This client, who also did not wish to be named, entered the U.S. in 2002 via Texas. From the time he was a young boy, he was subjected to brutality and violence in his home country of Honduras.
At age 6, he witnessed the shooting death of a preacher right in front of him. He was forced to join the army at 16. He and several of his fellow soldiers were victims of harassment and assault by a lieutenant, and he was subjected to solitary confinement and torture, ranging from psychological abuse to being forced to bathe with toilet water for speaking out against the mistreatment. Officers slammed his fingers with a gun at one point, resulting in the loss of his fingernails.
He fled to the U.S., working and living here from his arrival in 2002. His brother was murdered suddenly back home in 2014, making it even more important for the client to be able to stay in the United States.
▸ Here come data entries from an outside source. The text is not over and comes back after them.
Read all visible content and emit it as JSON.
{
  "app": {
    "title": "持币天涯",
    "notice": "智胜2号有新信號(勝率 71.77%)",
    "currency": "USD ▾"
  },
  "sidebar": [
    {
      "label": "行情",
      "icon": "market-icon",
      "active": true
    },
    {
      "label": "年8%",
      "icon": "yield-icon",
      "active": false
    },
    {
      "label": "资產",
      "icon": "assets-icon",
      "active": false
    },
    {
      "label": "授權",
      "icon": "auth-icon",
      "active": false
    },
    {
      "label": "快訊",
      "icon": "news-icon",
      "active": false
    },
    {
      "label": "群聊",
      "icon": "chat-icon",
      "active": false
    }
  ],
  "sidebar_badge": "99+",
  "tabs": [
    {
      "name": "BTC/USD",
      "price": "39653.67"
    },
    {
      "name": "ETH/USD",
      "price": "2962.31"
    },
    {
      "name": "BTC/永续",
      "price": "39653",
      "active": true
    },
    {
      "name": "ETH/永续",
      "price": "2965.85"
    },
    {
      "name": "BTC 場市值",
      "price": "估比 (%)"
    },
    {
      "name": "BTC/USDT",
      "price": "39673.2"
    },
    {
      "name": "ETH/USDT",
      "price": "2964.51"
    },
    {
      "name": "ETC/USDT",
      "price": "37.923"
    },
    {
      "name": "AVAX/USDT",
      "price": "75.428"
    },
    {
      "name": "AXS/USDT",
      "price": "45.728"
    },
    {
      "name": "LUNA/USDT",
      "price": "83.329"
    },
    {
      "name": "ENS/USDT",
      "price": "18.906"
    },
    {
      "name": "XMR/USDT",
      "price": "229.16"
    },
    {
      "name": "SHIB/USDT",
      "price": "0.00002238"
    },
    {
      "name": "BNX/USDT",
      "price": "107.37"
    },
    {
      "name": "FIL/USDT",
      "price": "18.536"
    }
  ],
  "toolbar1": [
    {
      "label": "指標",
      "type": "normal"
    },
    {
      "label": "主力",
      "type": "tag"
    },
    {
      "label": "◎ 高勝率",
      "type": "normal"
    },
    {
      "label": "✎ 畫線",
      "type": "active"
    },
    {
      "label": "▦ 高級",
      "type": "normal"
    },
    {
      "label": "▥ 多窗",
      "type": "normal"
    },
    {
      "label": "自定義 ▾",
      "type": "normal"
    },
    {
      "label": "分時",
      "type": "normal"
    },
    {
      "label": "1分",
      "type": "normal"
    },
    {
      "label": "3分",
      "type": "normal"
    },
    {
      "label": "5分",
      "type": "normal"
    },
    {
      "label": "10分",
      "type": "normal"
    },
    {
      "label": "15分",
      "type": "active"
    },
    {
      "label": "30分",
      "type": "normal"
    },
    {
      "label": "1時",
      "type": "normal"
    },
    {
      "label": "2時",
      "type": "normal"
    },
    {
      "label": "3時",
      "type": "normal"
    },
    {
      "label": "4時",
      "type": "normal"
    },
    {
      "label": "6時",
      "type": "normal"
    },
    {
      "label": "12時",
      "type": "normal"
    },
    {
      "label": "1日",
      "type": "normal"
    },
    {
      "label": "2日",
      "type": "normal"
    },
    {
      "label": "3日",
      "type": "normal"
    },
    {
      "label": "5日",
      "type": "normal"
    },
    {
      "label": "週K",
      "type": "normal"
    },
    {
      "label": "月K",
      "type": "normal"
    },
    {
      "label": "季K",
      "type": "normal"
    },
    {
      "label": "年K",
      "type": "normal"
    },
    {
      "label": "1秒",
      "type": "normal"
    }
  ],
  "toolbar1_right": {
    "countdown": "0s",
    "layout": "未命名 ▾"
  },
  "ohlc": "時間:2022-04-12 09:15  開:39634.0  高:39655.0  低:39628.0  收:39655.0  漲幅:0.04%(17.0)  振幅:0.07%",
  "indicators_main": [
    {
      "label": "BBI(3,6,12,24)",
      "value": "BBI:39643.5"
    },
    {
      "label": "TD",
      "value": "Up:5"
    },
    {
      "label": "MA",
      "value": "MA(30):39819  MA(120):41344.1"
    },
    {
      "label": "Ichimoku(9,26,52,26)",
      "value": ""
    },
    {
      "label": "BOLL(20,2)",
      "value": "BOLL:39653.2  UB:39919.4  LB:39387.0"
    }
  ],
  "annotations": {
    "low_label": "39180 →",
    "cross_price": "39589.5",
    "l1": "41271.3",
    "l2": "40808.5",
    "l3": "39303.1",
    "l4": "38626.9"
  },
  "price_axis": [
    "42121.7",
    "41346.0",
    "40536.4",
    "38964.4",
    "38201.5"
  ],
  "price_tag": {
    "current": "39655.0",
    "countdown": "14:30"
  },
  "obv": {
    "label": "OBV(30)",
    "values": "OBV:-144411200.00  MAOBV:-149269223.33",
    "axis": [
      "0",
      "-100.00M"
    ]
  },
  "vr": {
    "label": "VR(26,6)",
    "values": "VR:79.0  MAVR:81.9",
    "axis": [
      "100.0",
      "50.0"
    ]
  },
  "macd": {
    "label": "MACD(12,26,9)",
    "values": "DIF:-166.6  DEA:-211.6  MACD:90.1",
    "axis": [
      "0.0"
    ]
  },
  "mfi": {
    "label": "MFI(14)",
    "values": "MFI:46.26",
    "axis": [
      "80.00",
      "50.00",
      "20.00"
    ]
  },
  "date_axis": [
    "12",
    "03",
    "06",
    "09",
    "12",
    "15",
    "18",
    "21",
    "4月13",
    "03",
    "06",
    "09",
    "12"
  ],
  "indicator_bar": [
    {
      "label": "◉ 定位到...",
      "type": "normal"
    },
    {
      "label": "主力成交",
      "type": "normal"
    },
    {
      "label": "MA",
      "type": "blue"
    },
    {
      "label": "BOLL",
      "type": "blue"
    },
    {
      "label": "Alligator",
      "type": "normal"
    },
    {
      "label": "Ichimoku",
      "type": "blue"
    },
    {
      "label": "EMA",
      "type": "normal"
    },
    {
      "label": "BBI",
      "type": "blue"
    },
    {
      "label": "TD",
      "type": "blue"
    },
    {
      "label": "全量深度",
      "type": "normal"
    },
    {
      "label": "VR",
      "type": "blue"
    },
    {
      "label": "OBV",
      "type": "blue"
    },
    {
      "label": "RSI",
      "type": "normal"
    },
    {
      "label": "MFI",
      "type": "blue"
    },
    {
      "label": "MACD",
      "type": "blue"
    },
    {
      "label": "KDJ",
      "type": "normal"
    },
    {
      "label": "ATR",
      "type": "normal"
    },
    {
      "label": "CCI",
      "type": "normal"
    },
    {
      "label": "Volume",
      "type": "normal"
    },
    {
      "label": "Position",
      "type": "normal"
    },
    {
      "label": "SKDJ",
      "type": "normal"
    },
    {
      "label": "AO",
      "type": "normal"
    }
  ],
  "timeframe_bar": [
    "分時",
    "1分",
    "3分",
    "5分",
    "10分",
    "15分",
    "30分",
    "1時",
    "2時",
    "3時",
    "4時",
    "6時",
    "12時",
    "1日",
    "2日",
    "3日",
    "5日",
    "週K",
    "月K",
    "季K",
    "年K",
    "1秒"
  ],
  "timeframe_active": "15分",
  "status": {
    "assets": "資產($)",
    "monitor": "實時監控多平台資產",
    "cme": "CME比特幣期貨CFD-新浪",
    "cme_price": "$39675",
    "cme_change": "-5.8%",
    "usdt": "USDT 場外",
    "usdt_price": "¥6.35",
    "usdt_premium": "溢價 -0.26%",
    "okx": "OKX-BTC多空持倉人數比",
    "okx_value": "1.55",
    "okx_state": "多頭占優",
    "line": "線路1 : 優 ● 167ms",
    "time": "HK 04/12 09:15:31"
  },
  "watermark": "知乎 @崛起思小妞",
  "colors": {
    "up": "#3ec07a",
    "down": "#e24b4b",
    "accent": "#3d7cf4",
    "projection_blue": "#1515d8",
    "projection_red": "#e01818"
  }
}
He had been living in the U.S. with a fellow Honduran friend for over eight years when he was arrested in November 2017 for a driving incident. He spent several days in jail before he was transferred to ICDC on an ICE hold. He has been detained there ever since, fighting his asylum case with the help of SIFI lawyers.